## Description of the task
With every picture left out, restate the listing below exactly as written.

## Dataset content
◆ ◆ ◆ ◆
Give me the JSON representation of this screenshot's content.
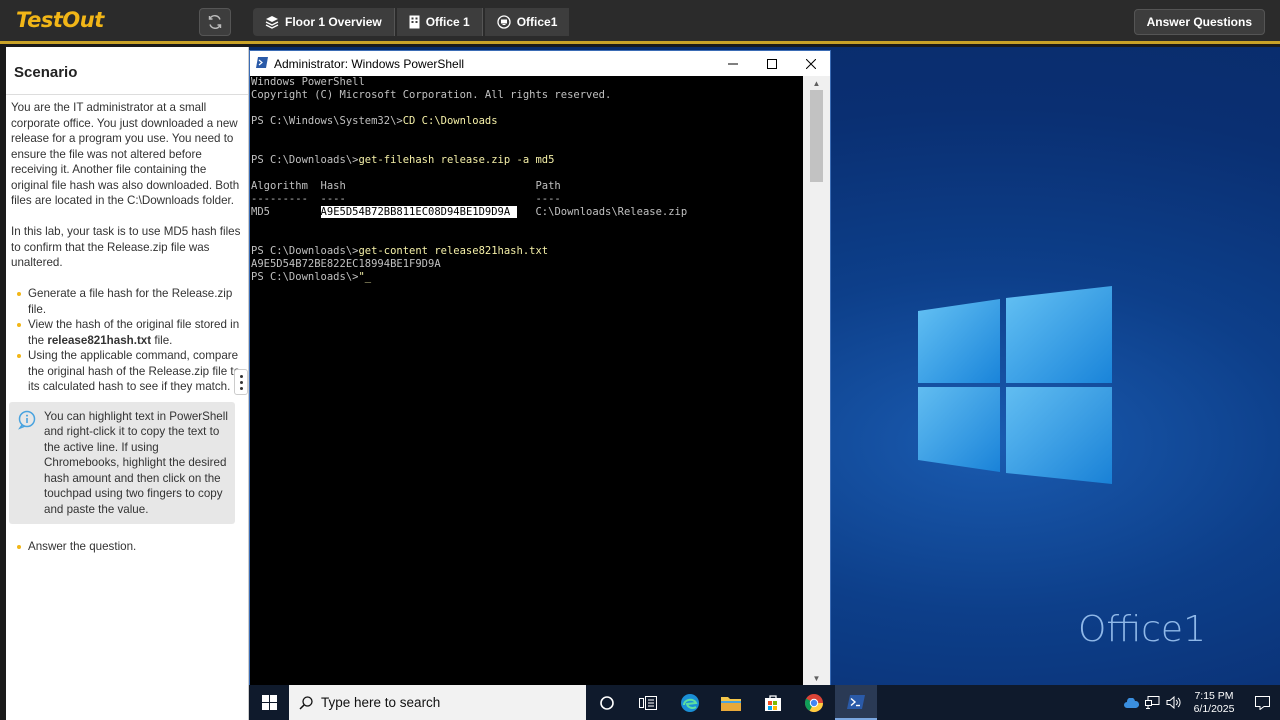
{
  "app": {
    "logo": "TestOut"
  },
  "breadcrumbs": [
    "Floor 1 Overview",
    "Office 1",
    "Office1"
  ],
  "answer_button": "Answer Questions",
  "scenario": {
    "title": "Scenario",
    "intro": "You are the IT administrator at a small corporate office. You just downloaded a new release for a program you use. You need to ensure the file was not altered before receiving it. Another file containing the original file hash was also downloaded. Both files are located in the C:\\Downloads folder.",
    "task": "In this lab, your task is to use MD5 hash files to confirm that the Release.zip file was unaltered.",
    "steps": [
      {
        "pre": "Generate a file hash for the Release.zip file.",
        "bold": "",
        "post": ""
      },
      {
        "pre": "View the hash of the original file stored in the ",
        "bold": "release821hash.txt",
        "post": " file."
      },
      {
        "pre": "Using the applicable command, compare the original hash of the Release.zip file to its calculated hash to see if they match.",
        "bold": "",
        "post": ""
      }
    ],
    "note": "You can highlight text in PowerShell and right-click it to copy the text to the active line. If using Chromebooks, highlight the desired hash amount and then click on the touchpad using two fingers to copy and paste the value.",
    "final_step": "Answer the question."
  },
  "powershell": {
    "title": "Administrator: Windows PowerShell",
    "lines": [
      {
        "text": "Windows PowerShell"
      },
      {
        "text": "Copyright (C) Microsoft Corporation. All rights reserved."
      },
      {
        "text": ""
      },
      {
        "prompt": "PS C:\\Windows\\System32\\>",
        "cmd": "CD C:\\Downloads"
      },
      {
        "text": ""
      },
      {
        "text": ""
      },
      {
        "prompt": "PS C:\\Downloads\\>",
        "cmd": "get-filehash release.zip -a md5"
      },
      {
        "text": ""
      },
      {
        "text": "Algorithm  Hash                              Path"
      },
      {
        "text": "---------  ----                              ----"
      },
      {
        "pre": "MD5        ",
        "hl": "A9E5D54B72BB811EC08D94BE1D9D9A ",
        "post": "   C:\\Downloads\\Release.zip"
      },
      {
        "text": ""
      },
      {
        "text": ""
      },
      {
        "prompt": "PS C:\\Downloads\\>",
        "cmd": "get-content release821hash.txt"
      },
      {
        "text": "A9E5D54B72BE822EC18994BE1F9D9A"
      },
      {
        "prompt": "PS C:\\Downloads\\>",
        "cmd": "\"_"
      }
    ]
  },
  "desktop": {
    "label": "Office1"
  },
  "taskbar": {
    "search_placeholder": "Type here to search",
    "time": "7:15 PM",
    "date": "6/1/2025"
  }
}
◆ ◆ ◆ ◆
## Answer to this task
Give me the JSON representation of this screenshot's content.
{
  "app": {
    "logo": "TestOut"
  },
  "breadcrumbs": [
    "Floor 1 Overview",
    "Office 1",
    "Office1"
  ],
  "answer_button": "Answer Questions",
  "scenario": {
    "title": "Scenario",
    "intro": "You are the IT administrator at a small corporate office. You just downloaded a new release for a program you use. You need to ensure the file was not altered before receiving it. Another file containing the original file hash was also downloaded. Both files are located in the C:\\Downloads folder.",
    "task": "In this lab, your task is to use MD5 hash files to confirm that the Release.zip file was unaltered.",
    "steps": [
      {
        "pre": "Generate a file hash for the Release.zip file.",
        "bold": "",
        "post": ""
      },
      {
        "pre": "View the hash of the original file stored in the ",
        "bold": "release821hash.txt",
        "post": " file."
      },
      {
        "pre": "Using the applicable command, compare the original hash of the Release.zip file to its calculated hash to see if they match.",
        "bold": "",
        "post": ""
      }
    ],
    "note": "You can highlight text in PowerShell and right-click it to copy the text to the active line. If using Chromebooks, highlight the desired hash amount and then click on the touchpad using two fingers to copy and paste the value.",
    "final_step": "Answer the question."
  },
  "powershell": {
    "title": "Administrator: Windows PowerShell",
    "lines": [
      {
        "text": "Windows PowerShell"
      },
      {
        "text": "Copyright (C) Microsoft Corporation. All rights reserved."
      },
      {
        "text": ""
      },
      {
        "prompt": "PS C:\\Windows\\System32\\>",
        "cmd": "CD C:\\Downloads"
      },
      {
        "text": ""
      },
      {
        "text": ""
      },
      {
        "prompt": "PS C:\\Downloads\\>",
        "cmd": "get-filehash release.zip -a md5"
      },
      {
        "text": ""
      },
      {
        "text": "Algorithm  Hash                              Path"
      },
      {
        "text": "---------  ----                              ----"
      },
      {
        "pre": "MD5        ",
        "hl": "A9E5D54B72BB811EC08D94BE1D9D9A ",
        "post": "   C:\\Downloads\\Release.zip"
      },
      {
        "text": ""
      },
      {
        "text": ""
      },
      {
        "prompt": "PS C:\\Downloads\\>",
        "cmd": "get-content release821hash.txt"
      },
      {
        "text": "A9E5D54B72BE822EC18994BE1F9D9A"
      },
      {
        "prompt": "PS C:\\Downloads\\>",
        "cmd": "\"_"
      }
    ]
  },
  "desktop": {
    "label": "Office1"
  },
  "taskbar": {
    "search_placeholder": "Type here to search",
    "time": "7:15 PM",
    "date": "6/1/2025"
  }
}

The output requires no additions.